NHS charges for migrants and the myth of health tourism
This week, the TUC commented on Department of Health proposals to introduce charges for the use of the NHS by non-EEA migrants. These are deceptively termed ‘visitors’ by the Home Office but this category includes anyone who does not have ‘permanent residence’ in the UK, this could be a nurse from the Philippines working in a hospital in London or a PhD student from Ghana studying in Manchester. If Health Secretary Jeremy Hunt gets his way, they will both have to pay hundreds of pounds before they can get so much as a cough checked out by their GP.
At preset non-EEA visitors who can demonstrate a connection with the UK through residence, study and work are classed as ‘ordinary residents’. This means they are all entitled to free health care. This seems logical, as they contribute to the NHS as much as any UK citizen. The NHS is funded through general taxation, so every item they buy with VAT added, as well as the tax they pay on income, contributes to the NHS. And as our nurse from the Philippines suggests, non-EEA workers also contribute to the NHS directly as health workers. In 2005 IPPR estimated 40% of nurses were non-EEA citizens.
The Government is proposing non-EEA citizens should be forced to pay additional charges to use the NHS due to the mythical problem of the ‘health tourist’. Hunt likes to conjour the image of the health tourist walking among us like a B-movie monster, secreting money from our beloved NHS. The Department of Health consultation states:
‘the NHS struggles to identify and recover the cost from those not entitled to free treatment…We know that this is a significant problem.’
But in July Hunt admitted he didn’t know whether this was a problem at all, saying in Parliament:
‘The truth is that we do not know the cost [of unpaid NHS charges], which is why we are carrying out an independent audit this summer.’
The Department of Health has announced the results of this audit will only be published in the Autumn. So in a strange move the DoH is consulting on a problem that it doesn’t actually know exists.
NHS data certainly suggests non-payment of NHS fees by overseas visitors is not a considerable cost. It currently represents 0.011% of the NHS budget. The impact of this cost is small in comparison to the £20 billion of savings that the Government’s austerity cuts have imposed on the NHS.
Introducing charges for overseas visitors to use the NHS would do even more damage to the service. An entirely new IT system would need to be implemented to check every patient was eligible for healthcare. The visa system for non-EEA citizens would have to be overhauled. Health and UKBA staff would have to be retrained in these new systems.
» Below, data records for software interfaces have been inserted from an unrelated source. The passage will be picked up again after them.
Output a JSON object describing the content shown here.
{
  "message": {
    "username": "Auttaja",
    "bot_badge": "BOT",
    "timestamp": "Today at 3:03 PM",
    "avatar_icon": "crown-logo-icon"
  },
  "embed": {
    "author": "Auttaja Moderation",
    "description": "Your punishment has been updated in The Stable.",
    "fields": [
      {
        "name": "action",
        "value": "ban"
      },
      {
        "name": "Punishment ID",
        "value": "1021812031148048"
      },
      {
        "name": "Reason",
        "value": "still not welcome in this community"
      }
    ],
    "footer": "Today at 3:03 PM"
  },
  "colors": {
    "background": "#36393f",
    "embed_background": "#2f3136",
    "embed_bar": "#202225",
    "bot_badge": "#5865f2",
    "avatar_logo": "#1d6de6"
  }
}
And if you think that sounds expensive, just wait till you’ve added in the cost to the NHS of non-EEA citizens who can’t afford health fees waiting until their conditions are life-threatening and having to use Accident and Emergency (which would still be free to use). Maternity Action estimate that the cost of an emergency caesarean section and the cost of inpatient care for a very premature baby that could result from lack of antenatal care would be £59, 273 whilst the cost to the NHS of providing antenatal care and a normal birth would be just £3,560.
And then you have the unquantifiable cost of a TB or HIV spreading through the country when non-EEA citizens who might have such infectious diseases cannot afford to go to the doctor to get them checked out.
The health service will also be considerably slowed down if documents checks have to be made before patients can receive care. More importantly, this would turn health staff into immigration officials, impeding their basic obligation to provide care to patients. No wonder health professionals have condemned these proposals across the board – in the BMA, Unison, the Royal College of Midwives, Unite and the Royal College of Nursing.
Discrimination is likely to increase as non-white people and those who do not speak English fluently will particularly targeted for document checks when they go to the doctor.
Already marginalised groups will be excluded even further. Women who are victim of domestic abuse and have little income of their own will not be able to afford treatment or support. Pregnant women who can’t afford antenatal care will develop serious conditions that go undetected until it is too late and both baby and mother’s lives hang in the balance in A+E. Disabled people and those with mental health problems who can’t afford the fees will be left to suffer.
The damages wrought by the proposals make clear the Government’s concern is not the health of society, as I blogged last month. The Tories are unashamedly trying to win votes by claiming to ‘solve’ mythical problems and achieving the illogical and impossible task of limiting the numbers of migrants entering the country, as Owen Tudor blogged yesterday.
The Government’s plans to introduce health charges show that their tactic to score points on migration issues is to target people it thinks are easy to scapegoat – non-white people, migrants, pregnant women. But the targets are themselves taking aim at the Government, forming alliances and fighting back. The calls for everyone to have their basic right to health care respected will only get louder as these proposals are debated in Parliament in the autumn.